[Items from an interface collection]

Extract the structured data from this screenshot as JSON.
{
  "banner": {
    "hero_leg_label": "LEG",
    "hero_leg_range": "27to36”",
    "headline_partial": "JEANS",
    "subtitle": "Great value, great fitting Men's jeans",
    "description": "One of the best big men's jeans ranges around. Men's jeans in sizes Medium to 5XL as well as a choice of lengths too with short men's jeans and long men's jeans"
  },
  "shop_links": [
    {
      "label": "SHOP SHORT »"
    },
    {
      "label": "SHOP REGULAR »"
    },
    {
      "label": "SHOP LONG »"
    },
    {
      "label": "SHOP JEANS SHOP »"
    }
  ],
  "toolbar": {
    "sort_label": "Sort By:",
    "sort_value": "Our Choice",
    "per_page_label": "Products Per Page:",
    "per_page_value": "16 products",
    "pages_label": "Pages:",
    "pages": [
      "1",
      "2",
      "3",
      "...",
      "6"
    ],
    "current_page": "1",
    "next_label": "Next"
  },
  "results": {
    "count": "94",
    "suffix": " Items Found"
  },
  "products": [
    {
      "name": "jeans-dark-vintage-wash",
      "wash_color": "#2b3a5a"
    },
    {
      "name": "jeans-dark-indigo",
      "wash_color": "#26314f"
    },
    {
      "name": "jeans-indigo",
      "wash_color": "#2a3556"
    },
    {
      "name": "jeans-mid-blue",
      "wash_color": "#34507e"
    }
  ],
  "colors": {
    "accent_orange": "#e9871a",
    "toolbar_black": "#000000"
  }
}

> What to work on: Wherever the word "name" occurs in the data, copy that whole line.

> Exercise solution:
      "name": "jeans-dark-vintage-wash",
      "name": "jeans-dark-indigo",
      "name": "jeans-indigo",
      "name": "jeans-mid-blue",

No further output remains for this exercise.